(Problem description) Return the data exactly, without pictures.

(Recorded data)
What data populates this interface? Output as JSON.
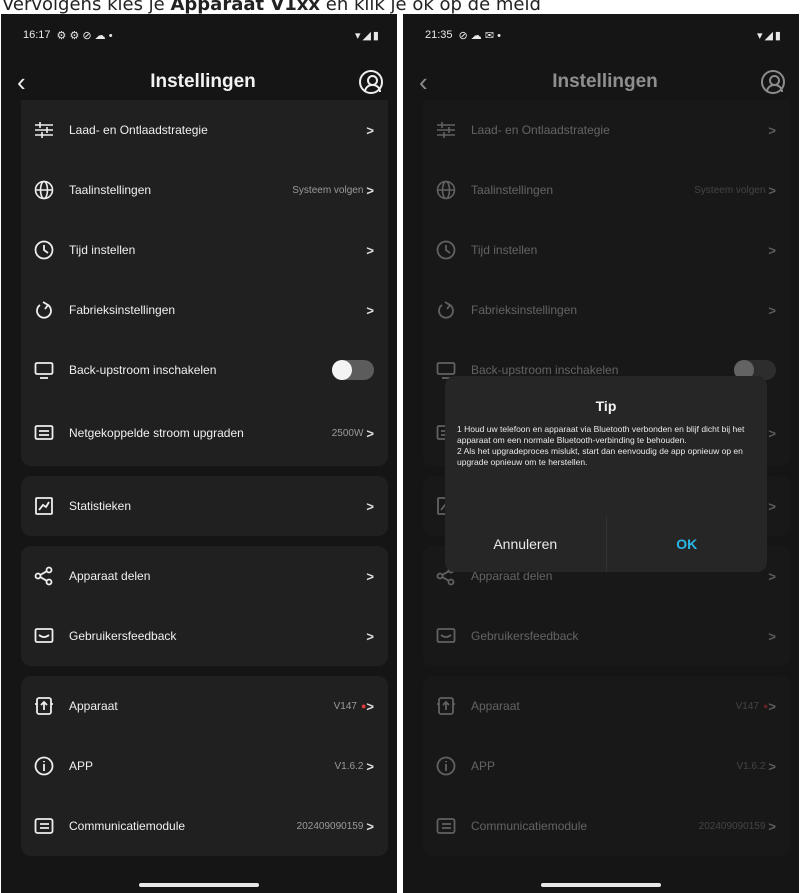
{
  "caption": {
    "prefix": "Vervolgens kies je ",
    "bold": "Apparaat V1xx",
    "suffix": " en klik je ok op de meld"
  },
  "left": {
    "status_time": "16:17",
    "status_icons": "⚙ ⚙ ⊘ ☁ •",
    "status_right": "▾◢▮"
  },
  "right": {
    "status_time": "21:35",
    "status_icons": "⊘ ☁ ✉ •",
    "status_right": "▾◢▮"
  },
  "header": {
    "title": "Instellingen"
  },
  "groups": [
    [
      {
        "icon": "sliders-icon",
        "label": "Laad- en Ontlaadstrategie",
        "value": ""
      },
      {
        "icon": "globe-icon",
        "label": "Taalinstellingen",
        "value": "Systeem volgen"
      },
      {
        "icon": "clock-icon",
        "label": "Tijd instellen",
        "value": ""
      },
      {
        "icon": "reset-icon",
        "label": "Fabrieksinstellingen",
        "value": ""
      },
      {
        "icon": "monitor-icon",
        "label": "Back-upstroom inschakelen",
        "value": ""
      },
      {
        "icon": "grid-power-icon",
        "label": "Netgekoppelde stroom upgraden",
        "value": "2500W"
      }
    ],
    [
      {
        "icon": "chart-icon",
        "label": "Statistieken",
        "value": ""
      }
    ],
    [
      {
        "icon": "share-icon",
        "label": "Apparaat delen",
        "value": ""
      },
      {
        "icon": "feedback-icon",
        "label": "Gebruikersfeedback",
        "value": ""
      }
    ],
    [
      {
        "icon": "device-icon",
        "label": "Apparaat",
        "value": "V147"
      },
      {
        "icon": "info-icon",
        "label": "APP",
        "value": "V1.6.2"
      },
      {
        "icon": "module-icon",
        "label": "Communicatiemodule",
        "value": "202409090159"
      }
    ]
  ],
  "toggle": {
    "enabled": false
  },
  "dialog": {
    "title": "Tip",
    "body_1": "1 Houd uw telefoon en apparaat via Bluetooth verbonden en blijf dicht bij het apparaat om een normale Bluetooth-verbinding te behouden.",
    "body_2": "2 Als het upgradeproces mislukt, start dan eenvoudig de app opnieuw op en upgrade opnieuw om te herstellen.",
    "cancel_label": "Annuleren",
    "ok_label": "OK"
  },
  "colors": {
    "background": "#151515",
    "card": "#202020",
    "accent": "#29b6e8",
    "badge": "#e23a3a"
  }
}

(Task output)
What data populates this interface? Output as JSON.
{
  "caption": {
    "prefix": "Vervolgens kies je ",
    "bold": "Apparaat V1xx",
    "suffix": " en klik je ok op de meld"
  },
  "left": {
    "status_time": "16:17",
    "status_icons": "⚙ ⚙ ⊘ ☁ •",
    "status_right": "▾◢▮"
  },
  "right": {
    "status_time": "21:35",
    "status_icons": "⊘ ☁ ✉ •",
    "status_right": "▾◢▮"
  },
  "header": {
    "title": "Instellingen"
  },
  "groups": [
    [
      {
        "icon": "sliders-icon",
        "label": "Laad- en Ontlaadstrategie",
        "value": ""
      },
      {
        "icon": "globe-icon",
        "label": "Taalinstellingen",
        "value": "Systeem volgen"
      },
      {
        "icon": "clock-icon",
        "label": "Tijd instellen",
        "value": ""
      },
      {
        "icon": "reset-icon",
        "label": "Fabrieksinstellingen",
        "value": ""
      },
      {
        "icon": "monitor-icon",
        "label": "Back-upstroom inschakelen",
        "value": ""
      },
      {
        "icon": "grid-power-icon",
        "label": "Netgekoppelde stroom upgraden",
        "value": "2500W"
      }
    ],
    [
      {
        "icon": "chart-icon",
        "label": "Statistieken",
        "value": ""
      }
    ],
    [
      {
        "icon": "share-icon",
        "label": "Apparaat delen",
        "value": ""
      },
      {
        "icon": "feedback-icon",
        "label": "Gebruikersfeedback",
        "value": ""
      }
    ],
    [
      {
        "icon": "device-icon",
        "label": "Apparaat",
        "value": "V147"
      },
      {
        "icon": "info-icon",
        "label": "APP",
        "value": "V1.6.2"
      },
      {
        "icon": "module-icon",
        "label": "Communicatiemodule",
        "value": "202409090159"
      }
    ]
  ],
  "toggle": {
    "enabled": false
  },
  "dialog": {
    "title": "Tip",
    "body_1": "1 Houd uw telefoon en apparaat via Bluetooth verbonden en blijf dicht bij het apparaat om een normale Bluetooth-verbinding te behouden.",
    "body_2": "2 Als het upgradeproces mislukt, start dan eenvoudig de app opnieuw op en upgrade opnieuw om te herstellen.",
    "cancel_label": "Annuleren",
    "ok_label": "OK"
  },
  "colors": {
    "background": "#151515",
    "card": "#202020",
    "accent": "#29b6e8",
    "badge": "#e23a3a"
  }
}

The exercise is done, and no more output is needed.